And it’s amazing how rewarding it is to fill that need. Even when I get discouraged about how few faith conversations I get to have or how few people I’ve befriended, I’m buoyed by those small successes when students use a vocabulary word I taught them months prior or when students email me and thank me for our classes. There are still many, many ways that I fail my students or lessons that I completely bomb, but to see progress and to feel effective in the position I came to fill, it makes me so happy. I really enjoy what I’m doing, and the love I feel for these people and this place is both nonsensical and unabating. My time in Karaganda has been a loofah for my soul, rubbing away at those jagged parts and showing me His heart.
But now I need to decide if it’s time to head home or not. Should I continue the work here, or continue with the plan that’s been maturing in my heart since I was a senior in high school? I bemoaned to Bet, “If I stay here I’ll know that at least outwardly I’m doing m!nistry.” That’s my favorite thing about overseas work: even if you’re not doing exactly what He’s called you to, at least you’re halfway there. You’ve put yourself out there. You’ve taken that risk. And for many people that’s the hardest part. But I can’t help feeling like a fraud, because the choice to come here was not a hard one for me to make. As it turns out, I’m struggling with a different kind of “I will go.”
So I got a phone call from Michigan State College of Law. They wanted to give me a full academic scholarship. I was pumped about the ego boost for just a few seconds and then utter despair washed over me. Michigan. No, I do not want to go to Michigan. No, I am not going to leave this city that I love and return to the United States just so I can spend three years in Michigan. Nope. Not Michigan. And I was so confused, doubting the call I thought I felt. At Urbana I believed I had found confirmation and blessing on this plan, a green light from the Almighty to set my hands to serving the immigrant community in Rhode Island. I felt peace to pursue this plan. I thought He had blessed it.
So why was the best offer on my plate for Michigan?
As I vented to Bet late one night, “It’s just so dumb because deep down I just have this intuition that this time next year I’ll be at Michigan, and I hate that!” But it was at the moment of this ugly confession that peace began to seep in. I imagined Him telling me, “Little girl, I know you’re confused and surprised, but if you think this is My will, why are you fighting it? Don’t you believe I will give you only My best?” And I kicked back a bit, asking why now, why Michigan, why did I come to Karaganda at all, why the call to Rhode Island? Why don’t I understand?

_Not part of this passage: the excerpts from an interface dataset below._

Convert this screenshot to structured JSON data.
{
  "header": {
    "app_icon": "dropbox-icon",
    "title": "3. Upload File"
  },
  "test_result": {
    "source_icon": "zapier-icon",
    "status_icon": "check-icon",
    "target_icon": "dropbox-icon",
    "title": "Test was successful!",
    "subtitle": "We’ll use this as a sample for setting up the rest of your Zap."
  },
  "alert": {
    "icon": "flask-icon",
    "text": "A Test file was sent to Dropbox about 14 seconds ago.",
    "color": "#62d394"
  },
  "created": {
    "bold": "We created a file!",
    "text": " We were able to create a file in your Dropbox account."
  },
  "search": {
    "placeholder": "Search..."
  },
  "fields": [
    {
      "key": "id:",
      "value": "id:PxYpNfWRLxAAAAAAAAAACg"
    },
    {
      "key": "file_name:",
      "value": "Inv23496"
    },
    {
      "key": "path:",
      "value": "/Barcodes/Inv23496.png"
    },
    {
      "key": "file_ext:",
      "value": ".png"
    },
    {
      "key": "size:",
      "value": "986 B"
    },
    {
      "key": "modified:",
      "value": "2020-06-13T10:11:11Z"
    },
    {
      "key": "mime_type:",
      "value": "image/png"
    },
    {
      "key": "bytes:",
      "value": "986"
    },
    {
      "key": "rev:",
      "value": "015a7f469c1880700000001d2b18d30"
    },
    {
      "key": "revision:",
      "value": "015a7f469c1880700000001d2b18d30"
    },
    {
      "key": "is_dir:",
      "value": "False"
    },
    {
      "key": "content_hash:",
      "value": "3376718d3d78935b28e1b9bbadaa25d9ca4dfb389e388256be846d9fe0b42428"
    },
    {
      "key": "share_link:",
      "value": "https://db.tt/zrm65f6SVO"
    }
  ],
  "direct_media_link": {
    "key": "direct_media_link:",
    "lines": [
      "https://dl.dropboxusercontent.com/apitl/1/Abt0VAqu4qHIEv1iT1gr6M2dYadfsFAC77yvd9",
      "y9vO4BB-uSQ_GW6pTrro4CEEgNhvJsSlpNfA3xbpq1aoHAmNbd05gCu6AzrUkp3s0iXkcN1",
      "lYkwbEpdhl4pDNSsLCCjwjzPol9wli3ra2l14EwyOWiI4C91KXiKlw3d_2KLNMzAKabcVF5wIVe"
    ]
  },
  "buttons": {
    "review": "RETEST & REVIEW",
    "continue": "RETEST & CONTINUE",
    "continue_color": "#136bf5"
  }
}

And then He was like, “Why don’t you trust Me on this.” And man, the peace that comes with that is positively narcotic.
Knowing the will of G0d is tricky business because He gives us so much freedom in following Him. It’s strange to me that the decision to come to Karaganda was much more easily made than this struggle over law school. How do I know with such assurance that I’ll end up at Michigan State? I’m not sure I could even explain. There is no Twelve Step Plan to Pleasing El Shaddai. There is no follow the yellow brick road and you’ll reach the promised land. There is only loving Him. There is only relationship. There is only drawing nearer to Him and following His heart.
I am still waiting to hear from a few law schools. I am still searching for confirmation that I should indeed leave Karaganda. I am still keeping an open mind that this time next year I will not be in Michigan. Maybe He will yet provide the sacrificial lamb for this decision. (Because apparently I’m Abraham and Suffolk Law School is Isaac? I need to rethink that metaphor . . .) And maybe I’m mistaken about the draw to MSCL. But I’ve cashed in all my angst over this choice for a refocused perspective. I must hold loosely to comfort, quibble not over clarity, and accept His leading eagerly. Where He says, I will go. For my delight is to serve my Father.